Mass customisation of content
With the launch of MSN Spaces today (as widely reported in the blogosphere), I've been contemplating the mass customisation of content.
MSN Spaces (which seems to be the Powerpoint approach to blogging) is a very powerful concept. Provide a tool that thousands of people a day will use to start communicating, and what do you get? A facility for mass customisation of networked content that all shares much the same general shape and structure. (Of course, this is done by Blogger as well and others.)
Weblogs in general have the same principles, as does indeed the web at large, but with progressively looser degrees of conformance between different content items.
Why should the general shape/structure of content be interesting?
Well, the answer comes down to the degree to which more implicit information can be extracted from it.
The cleverness associated with Google arose because they extracted some of this implicit structure from the general morass of the web (namely recurring patterns associated with hyperlinks) to more effectively calculate relevance to our information needs.
Now the web is a pretty loose association of content, syntactically strung together just with hyperlinks. The folks involved in the Semantic Web (TIm Berners-Lee no less) are working towards a substrate for recording networked information that will embed meaning (semantics) into the very descriptions of the content. (For example, it might include information that a piece of content is a photo, and that this is a collection of photos belonging to me, and that I'll license people to use them under the Creative Commons license.)
My suspicion is that it's going to be a long time before we see the web in full semantic web glory, if ever. Why? Because I don't believe most of us are librarians - cataloguers - and that's what you need to be good at. (Not to mention the known problems of using a taxonomy.) So the tools for creating semantic web content had better be good, and there's never going to be a general purpose tool that's useful, because content is intrinsically mass customised.
That's why content-specific applications, like MSN Spaces (which let you nominate content as: this is my blog and these are my posts, these are my lists and here is a list item, this is my photo album, and here are my sections, here are my photos; and here are names for all of these things) are gold for finding more implicit structure and messy meaning, without the formal rigour of the semantic web.
Of course, to make use of the patterns that are associated in this implicit structure, you really need access to a very large computing facility. Because the volume of data we're talking about is huge, and growing bigger at a staggering rate.
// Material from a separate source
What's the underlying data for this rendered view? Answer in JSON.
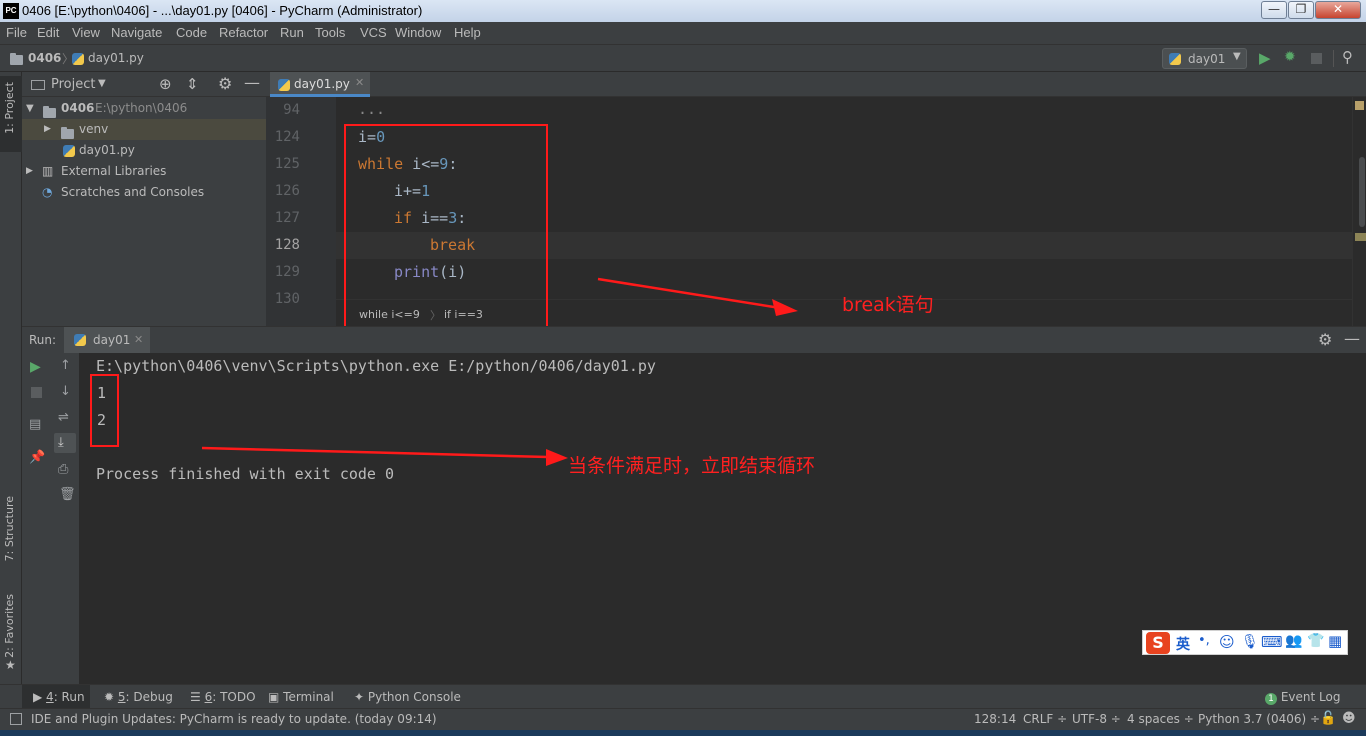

The recent article about Google's Urs Holzle describing the technology challenges gives some indication of how much computing power and system management capabilities is needed to throw at what is a comparatively straightforward and embarrassingly parallel computing problem. In fact, I suspect there's only a handful of companies in the world (Google, Microsoft, Yahoo!, Ebay, Amazon) who know how to run such computing systems.
And preferably, you also need access to all the user data associated with how people interact with any service you provide over this content.
That's why if you're trying to understand what people do when they search, you need a really big search engine (Yahoo! or Google or MSN Search).
If you're trying to understand what information people need to buy a product, you need a really big shop (Amazon or Ebay).
The bigger you are, the more data you have, and the better service you're going to be able to offer.
That's why MSN Spaces is a smart idea for Microsoft, and even smarter to tie it all in with their other technologies, like Windows Media Player and MSN Messenger. It's not that they couldn't integrate with other open technologies for these facilities, but they can get better instrumentation of the flow of interaction between various communication products that they provide with the hundreds of millions of people who use them. And long term, it's owning that knowledge which delivers you power in the technology arms race.